> **SOURCE MATERIAL**:
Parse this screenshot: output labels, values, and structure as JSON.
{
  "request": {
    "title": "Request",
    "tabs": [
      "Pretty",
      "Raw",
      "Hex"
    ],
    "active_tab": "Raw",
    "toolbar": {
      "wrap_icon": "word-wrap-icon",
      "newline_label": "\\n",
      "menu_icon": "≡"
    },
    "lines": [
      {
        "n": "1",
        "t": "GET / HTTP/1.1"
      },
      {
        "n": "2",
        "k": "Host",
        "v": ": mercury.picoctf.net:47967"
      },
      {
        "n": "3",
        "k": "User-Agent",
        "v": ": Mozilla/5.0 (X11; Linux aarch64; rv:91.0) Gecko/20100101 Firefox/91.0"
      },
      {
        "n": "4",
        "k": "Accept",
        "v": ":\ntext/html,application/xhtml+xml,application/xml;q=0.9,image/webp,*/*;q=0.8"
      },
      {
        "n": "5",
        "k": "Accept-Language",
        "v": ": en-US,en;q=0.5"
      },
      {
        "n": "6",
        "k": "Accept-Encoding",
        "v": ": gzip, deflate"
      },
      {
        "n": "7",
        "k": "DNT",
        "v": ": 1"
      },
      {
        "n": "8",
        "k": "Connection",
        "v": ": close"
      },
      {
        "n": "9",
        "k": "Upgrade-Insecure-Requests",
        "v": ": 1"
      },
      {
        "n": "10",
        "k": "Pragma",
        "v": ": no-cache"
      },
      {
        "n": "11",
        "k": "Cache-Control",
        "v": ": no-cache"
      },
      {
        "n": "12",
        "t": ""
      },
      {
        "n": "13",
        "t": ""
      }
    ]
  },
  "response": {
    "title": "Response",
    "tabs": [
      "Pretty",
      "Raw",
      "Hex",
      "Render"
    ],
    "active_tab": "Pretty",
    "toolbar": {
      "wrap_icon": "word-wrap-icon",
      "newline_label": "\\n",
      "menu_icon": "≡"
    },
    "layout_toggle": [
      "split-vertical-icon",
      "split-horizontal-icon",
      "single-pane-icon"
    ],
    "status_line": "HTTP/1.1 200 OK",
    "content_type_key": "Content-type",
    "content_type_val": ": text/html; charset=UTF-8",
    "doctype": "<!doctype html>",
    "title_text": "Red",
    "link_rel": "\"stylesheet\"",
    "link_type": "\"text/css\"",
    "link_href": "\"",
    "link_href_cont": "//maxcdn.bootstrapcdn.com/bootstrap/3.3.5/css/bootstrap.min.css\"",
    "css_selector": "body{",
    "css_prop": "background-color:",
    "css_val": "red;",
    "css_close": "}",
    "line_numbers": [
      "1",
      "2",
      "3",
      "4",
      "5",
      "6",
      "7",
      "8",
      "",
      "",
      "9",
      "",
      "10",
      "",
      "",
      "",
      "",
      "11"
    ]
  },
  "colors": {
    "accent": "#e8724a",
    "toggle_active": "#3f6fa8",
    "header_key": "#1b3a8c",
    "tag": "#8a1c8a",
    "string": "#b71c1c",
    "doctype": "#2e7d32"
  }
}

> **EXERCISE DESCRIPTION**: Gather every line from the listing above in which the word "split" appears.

> **RESPONSE TO THE EXERCISE**:
      "split-vertical-icon",
      "split-horizontal-icon",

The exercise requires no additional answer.